_Try it:_ Pull each line holding "author" out of the entries below.

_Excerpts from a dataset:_
____

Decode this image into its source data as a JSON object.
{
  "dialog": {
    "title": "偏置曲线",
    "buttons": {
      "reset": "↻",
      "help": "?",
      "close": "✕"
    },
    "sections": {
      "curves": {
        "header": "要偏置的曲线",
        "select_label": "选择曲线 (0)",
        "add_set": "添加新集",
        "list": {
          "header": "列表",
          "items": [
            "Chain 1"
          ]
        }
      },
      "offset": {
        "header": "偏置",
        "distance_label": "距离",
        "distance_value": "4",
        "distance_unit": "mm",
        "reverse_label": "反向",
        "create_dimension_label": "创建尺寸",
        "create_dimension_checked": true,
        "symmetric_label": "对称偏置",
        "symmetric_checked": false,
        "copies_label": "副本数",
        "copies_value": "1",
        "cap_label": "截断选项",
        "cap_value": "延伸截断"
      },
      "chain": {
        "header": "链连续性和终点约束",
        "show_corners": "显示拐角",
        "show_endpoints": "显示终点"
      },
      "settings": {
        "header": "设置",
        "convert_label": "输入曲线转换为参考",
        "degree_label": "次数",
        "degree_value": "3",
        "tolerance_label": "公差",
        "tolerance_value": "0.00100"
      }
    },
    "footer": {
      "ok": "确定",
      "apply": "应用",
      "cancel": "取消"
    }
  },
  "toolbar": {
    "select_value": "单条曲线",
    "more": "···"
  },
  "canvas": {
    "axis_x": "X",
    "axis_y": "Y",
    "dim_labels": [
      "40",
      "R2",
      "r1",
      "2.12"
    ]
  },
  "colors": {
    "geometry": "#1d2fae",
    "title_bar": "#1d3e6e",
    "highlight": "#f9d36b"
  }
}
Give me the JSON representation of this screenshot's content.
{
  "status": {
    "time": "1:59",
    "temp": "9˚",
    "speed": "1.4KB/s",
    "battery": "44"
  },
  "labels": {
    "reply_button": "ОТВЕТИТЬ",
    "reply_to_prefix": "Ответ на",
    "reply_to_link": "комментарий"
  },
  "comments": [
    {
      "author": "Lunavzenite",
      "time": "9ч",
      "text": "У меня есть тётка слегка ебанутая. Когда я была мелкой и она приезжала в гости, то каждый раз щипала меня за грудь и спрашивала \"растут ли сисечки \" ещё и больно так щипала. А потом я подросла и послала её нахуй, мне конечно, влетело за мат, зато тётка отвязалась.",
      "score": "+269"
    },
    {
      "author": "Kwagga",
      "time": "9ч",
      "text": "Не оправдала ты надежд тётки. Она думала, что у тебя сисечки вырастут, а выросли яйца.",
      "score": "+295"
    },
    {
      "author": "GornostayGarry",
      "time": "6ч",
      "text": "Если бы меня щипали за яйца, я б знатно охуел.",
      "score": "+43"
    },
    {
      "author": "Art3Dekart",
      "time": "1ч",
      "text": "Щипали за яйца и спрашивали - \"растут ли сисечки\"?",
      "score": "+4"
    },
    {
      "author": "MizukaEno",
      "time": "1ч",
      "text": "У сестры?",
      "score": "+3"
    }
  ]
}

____

_Exercise output:_
      "author": "Lunavzenite",
      "author": "Kwagga",
      "author": "GornostayGarry",
      "author": "Art3Dekart",
      "author": "MizukaEno",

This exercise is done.